The MP for North Okanagan Shuswap says he has a lot of questions about the Liberal plan to legalize recreational use of marijuana.
Conservative Mel Arnold wonders how the government will get the training and tools in place for the testing and enforcement by the target date of July 1, 2018.
“I think they made an election promise that they hadn’t fully thought out. There’s a lot of questions to be raised.”
Arnold says small business needs guidelines for machine or equipment operators.
“How would you feel about taking your car in to have the brakes done by somebody who just smoked up around the corner. Those are the things they haven’t really looked at,” Arnold tells Kiss FM
Arnold feels the Trudeau government is rushing the plan just to meet an election promise.
“The status quo wasn’t working. We needed to go to decriminalization, but it’s not something they can solve just to meet a deadline target. They need to fully consult government agencies.”
Arnold has concerns about the idea of not laying charges for those under 18 caught with pot due to the ongoing effects of having a criminal record.
“What kind of a message does that send by saying you have to be 18 to buy it, but if you have it under 18, were not going to charge you? It’s a very mixed message.”
Arnold gives the legislation a failing grade at this point, saying it needs a lot more discussion.

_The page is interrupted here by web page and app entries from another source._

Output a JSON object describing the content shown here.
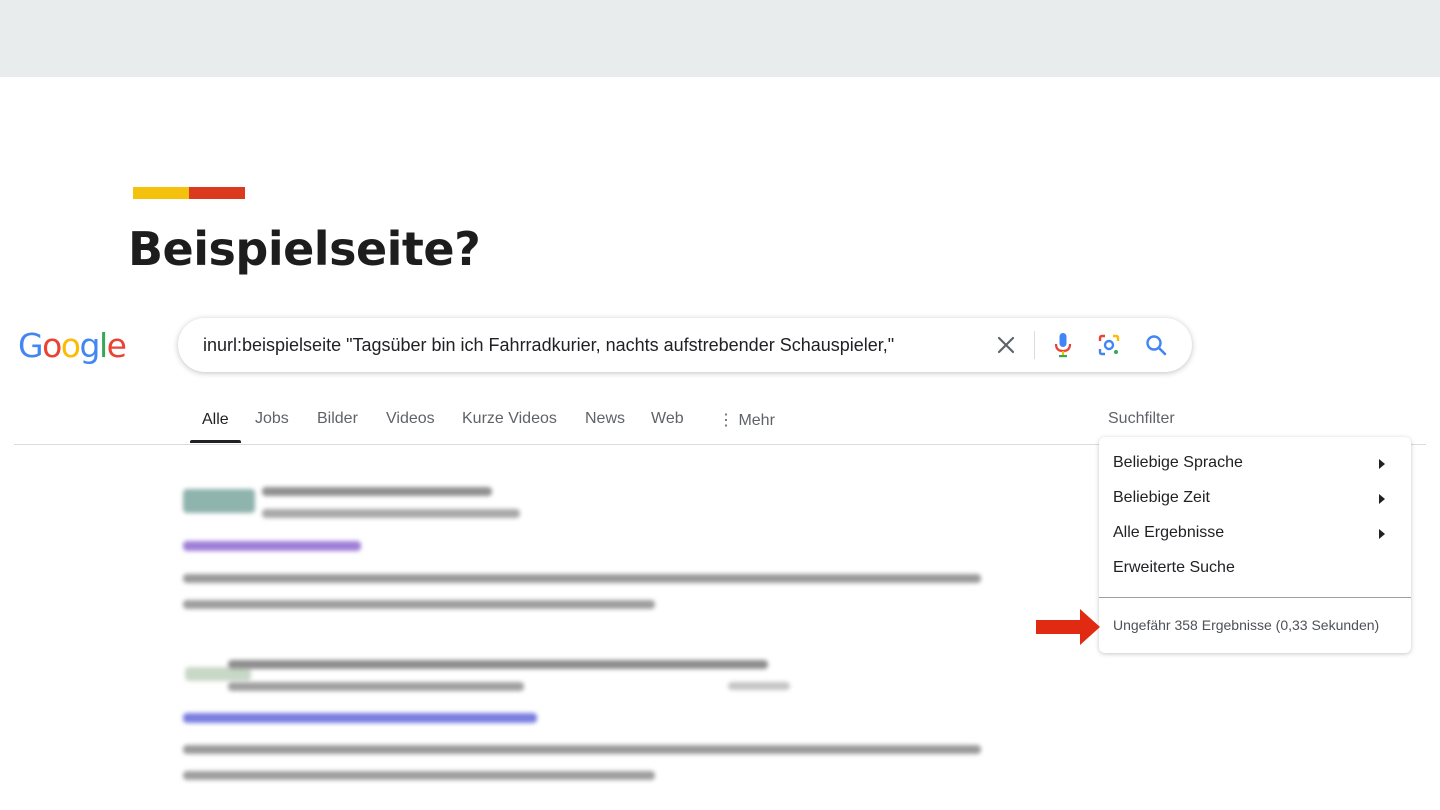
{
  "slide": {
    "title": "Beispielseite?",
    "accent_colors": [
      "#f4c20d",
      "#db3a1f"
    ]
  },
  "google": {
    "logo_letters": [
      {
        "char": "G",
        "color": "#4285f4"
      },
      {
        "char": "o",
        "color": "#ea4335"
      },
      {
        "char": "o",
        "color": "#fbbc05"
      },
      {
        "char": "g",
        "color": "#4285f4"
      },
      {
        "char": "l",
        "color": "#34a853"
      },
      {
        "char": "e",
        "color": "#ea4335"
      }
    ]
  },
  "search": {
    "query": "inurl:beispielseite \"Tagsüber bin ich Fahrradkurier, nachts aufstrebender Schauspieler,\"",
    "icons": [
      "close-icon",
      "microphone-icon",
      "lens-icon",
      "search-icon"
    ]
  },
  "tabs": {
    "items": [
      "Alle",
      "Jobs",
      "Bilder",
      "Videos",
      "Kurze Videos",
      "News",
      "Web",
      "⋮ Mehr"
    ],
    "active": "Alle",
    "tools_label": "Suchfilter"
  },
  "filter_menu": {
    "items": [
      {
        "label": "Beliebige Sprache",
        "has_submenu": true
      },
      {
        "label": "Beliebige Zeit",
        "has_submenu": true
      },
      {
        "label": "Alle Ergebnisse",
        "has_submenu": true
      },
      {
        "label": "Erweiterte Suche",
        "has_submenu": false
      }
    ],
    "result_stats": "Ungefähr 358 Ergebnisse (0,33 Sekunden)"
  },
  "annotation": {
    "arrow_color": "#e02b12"
  }
}
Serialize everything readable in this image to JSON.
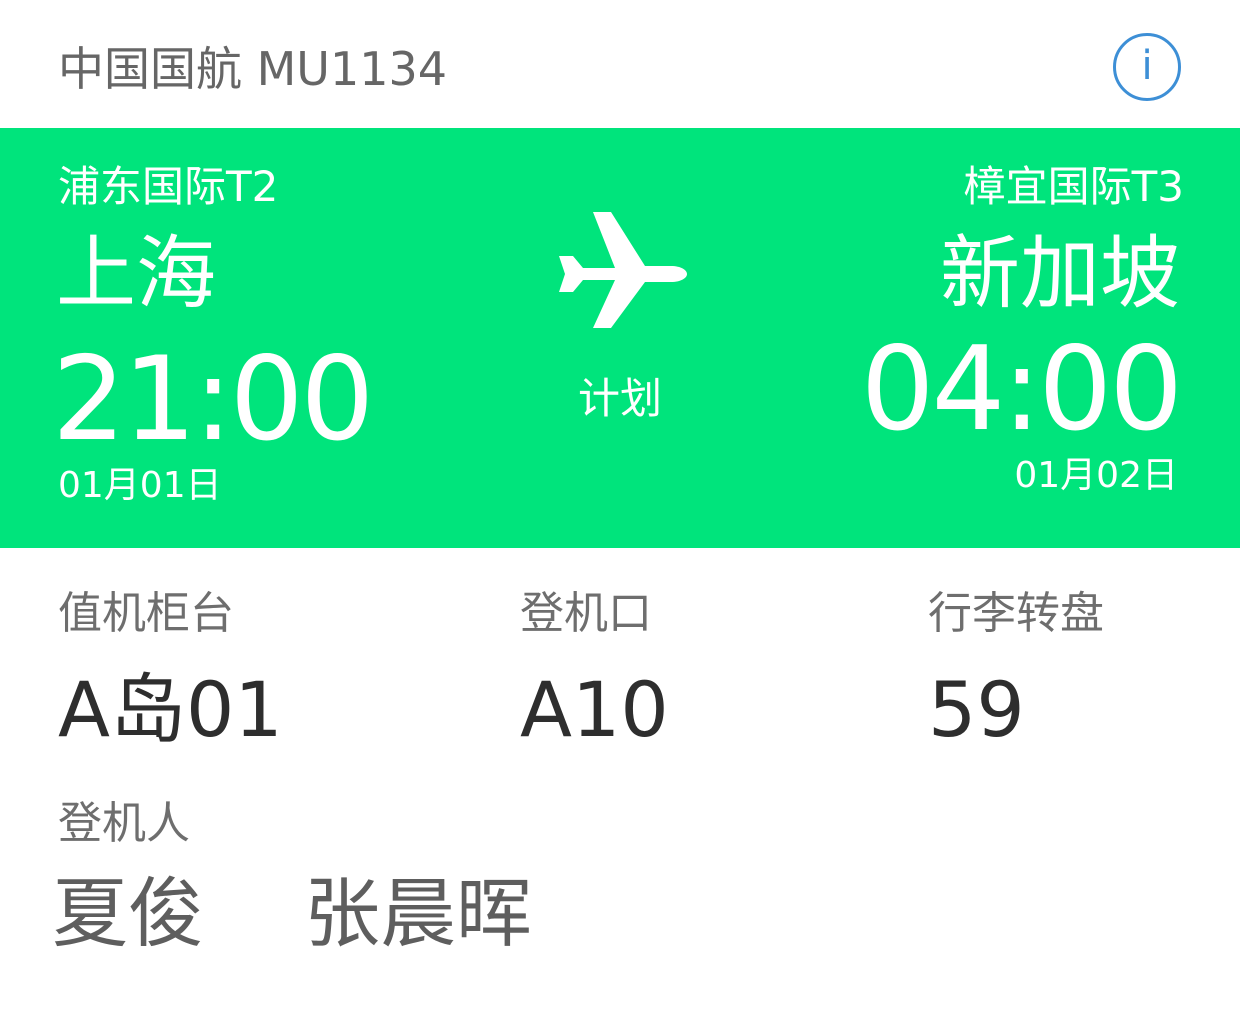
{
  "header": {
    "flight_title": "中国国航 MU1134",
    "info_icon": "info-icon",
    "info_glyph": "i",
    "info_color": "#3d8fd6"
  },
  "banner": {
    "background_color": "#00e47c",
    "departure": {
      "terminal": "浦东国际T2",
      "city": "上海",
      "time": "21:00",
      "date": "01月01日"
    },
    "arrival": {
      "terminal": "樟宜国际T3",
      "city": "新加坡",
      "time": "04:00",
      "date": "01月02日"
    },
    "plane_icon": "airplane-icon",
    "status": "计划"
  },
  "details": {
    "checkin_counter": {
      "label": "值机柜台",
      "value": "A岛01"
    },
    "gate": {
      "label": "登机口",
      "value": "A10"
    },
    "baggage_carousel": {
      "label": "行李转盘",
      "value": "59"
    },
    "passengers": {
      "label": "登机人",
      "names": [
        "夏俊",
        "张晨晖"
      ]
    }
  }
}
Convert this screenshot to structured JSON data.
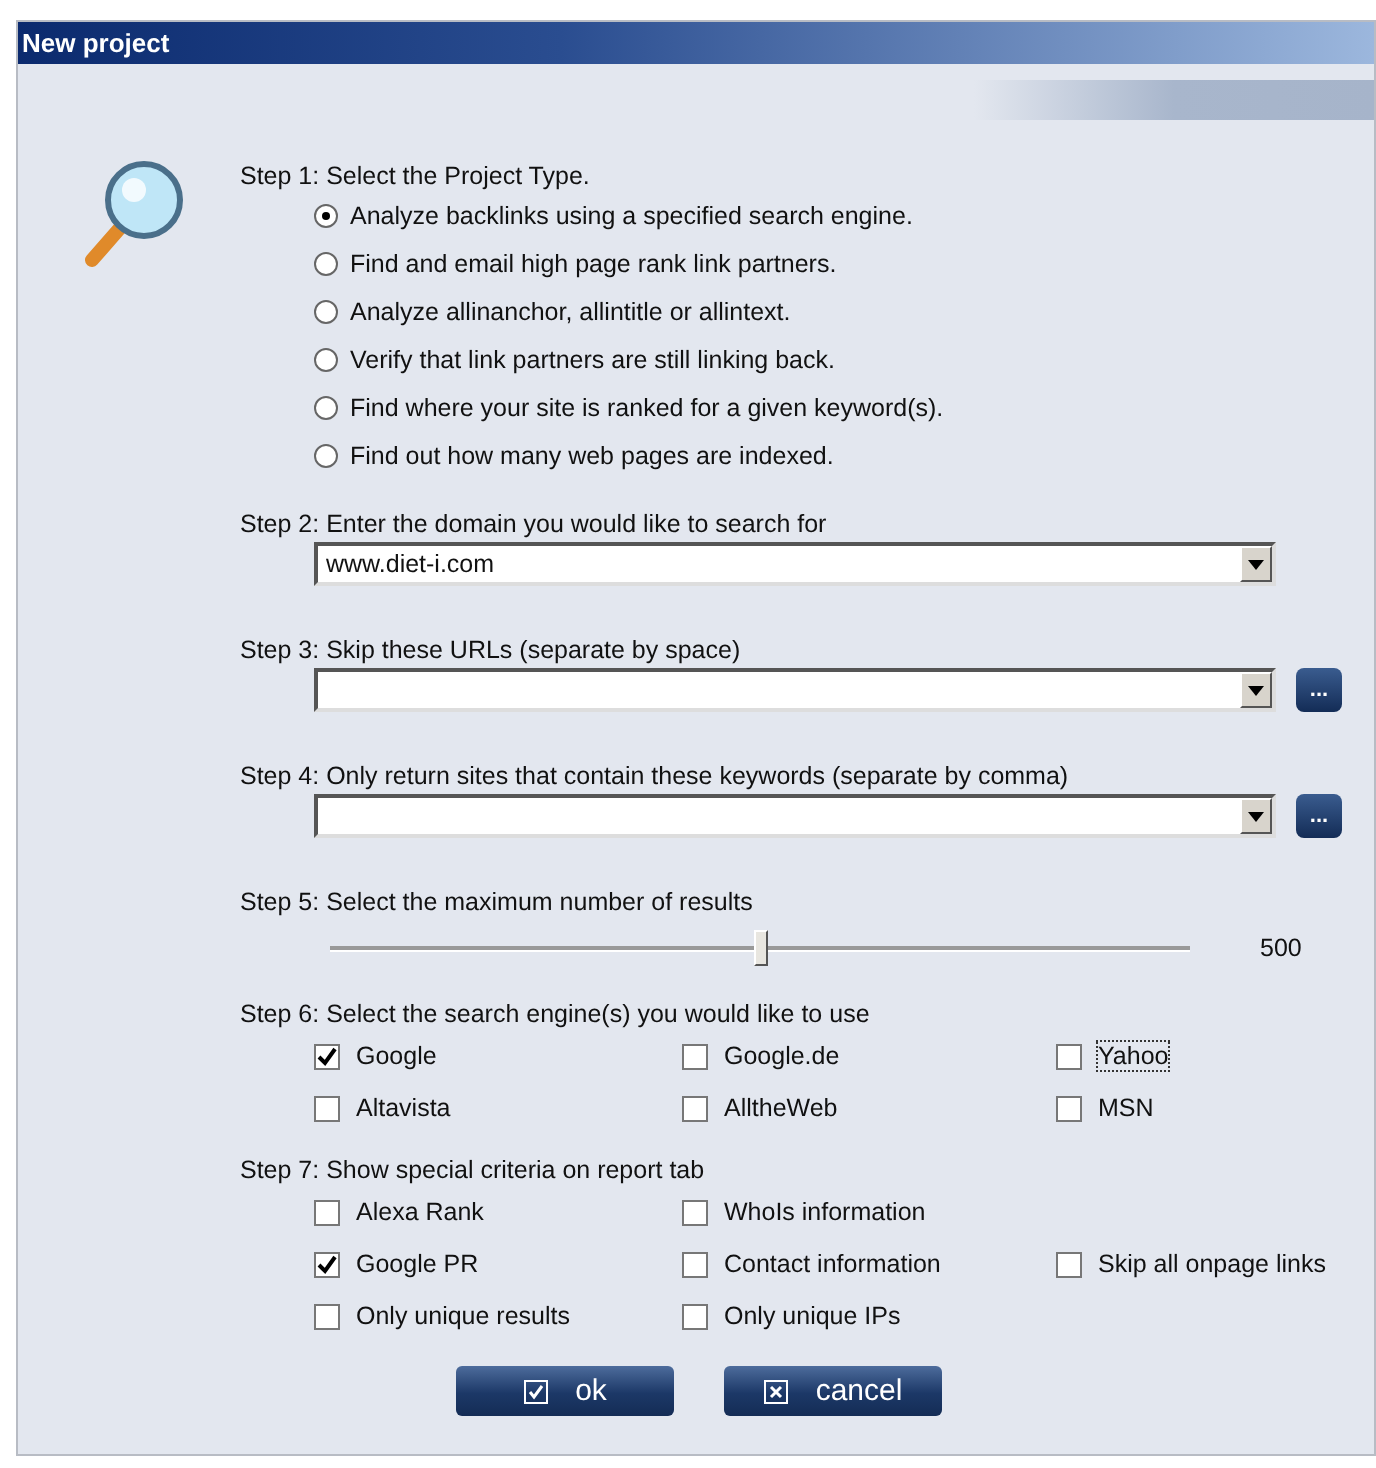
{
  "window": {
    "title": "New project"
  },
  "step1": {
    "label": "Step 1: Select the Project Type.",
    "options": [
      {
        "label": "Analyze backlinks using a specified search engine.",
        "selected": true
      },
      {
        "label": "Find and email high page rank link partners.",
        "selected": false
      },
      {
        "label": "Analyze allinanchor, allintitle or allintext.",
        "selected": false
      },
      {
        "label": "Verify that link partners are still linking back.",
        "selected": false
      },
      {
        "label": "Find where your site is ranked for a given keyword(s).",
        "selected": false
      },
      {
        "label": "Find out how many web pages are indexed.",
        "selected": false
      }
    ]
  },
  "step2": {
    "label": "Step 2: Enter the domain you would like to search for",
    "value": "www.diet-i.com"
  },
  "step3": {
    "label": "Step 3: Skip these URLs (separate by space)",
    "browse": "..."
  },
  "step4": {
    "label": "Step 4: Only return sites that contain these keywords (separate by comma)",
    "browse": "..."
  },
  "step5": {
    "label": "Step 5: Select the maximum number of results",
    "level": 0.5,
    "reading": "500"
  },
  "step6": {
    "label": "Step 6: Select the search engine(s) you would like to use",
    "rows": [
      [
        {
          "label": "Google",
          "checked": true,
          "focused": false
        },
        {
          "label": "Google.de",
          "checked": false,
          "focused": false
        },
        {
          "label": "Yahoo",
          "checked": false,
          "focused": true
        }
      ],
      [
        {
          "label": "Altavista",
          "checked": false,
          "focused": false
        },
        {
          "label": "AlltheWeb",
          "checked": false,
          "focused": false
        },
        {
          "label": "MSN",
          "checked": false,
          "focused": false
        }
      ]
    ]
  },
  "step7": {
    "label": "Step 7: Show special criteria on report tab",
    "rows": [
      [
        {
          "label": "Alexa Rank",
          "checked": false,
          "focused": false
        },
        {
          "label": "WhoIs information",
          "checked": false,
          "focused": false
        }
      ],
      [
        {
          "label": "Google PR",
          "checked": true,
          "focused": false
        },
        {
          "label": "Contact information",
          "checked": false,
          "focused": false
        },
        {
          "label": "Skip all onpage links",
          "checked": false,
          "focused": false
        }
      ],
      [
        {
          "label": "Only unique results",
          "checked": false,
          "focused": false
        },
        {
          "label": "Only unique IPs",
          "checked": false,
          "focused": false
        }
      ]
    ]
  },
  "buttons": [
    {
      "kind": "ok",
      "label": "ok"
    },
    {
      "kind": "cancel",
      "label": "cancel"
    }
  ]
}
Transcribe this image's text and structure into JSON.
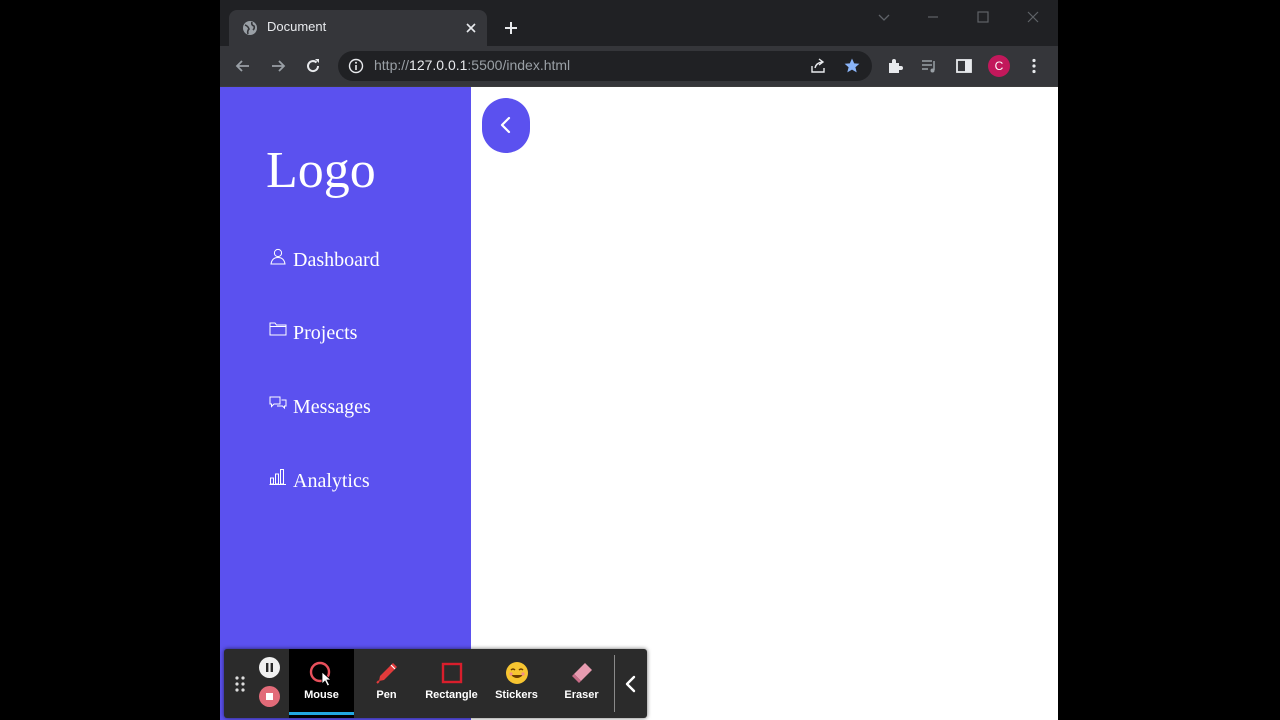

The bill would set 18 as the minimum legal age to buy pot, and would allow adults to possess or buy up to 30 grams.
Justice Minister Judy Wilson Raybould says the government will take a zero-tolerance approach to drug-impaired driving.
“The police would be authorized to demand an oral fluid sample if they have reasonable suspicion that the driver has drugs in their body,” says the minister.
Health Minister Jane Philpott says there will be measures to prevent use by young people.
“The proposed legislation introduces severe penalties for those who sell our give cannabis to youth. It also restricts the advertising and promotion of cannabis so as not to appeal to youth.”
Consumers would be able to grow up to four plants at home or buy from a licensed retailer.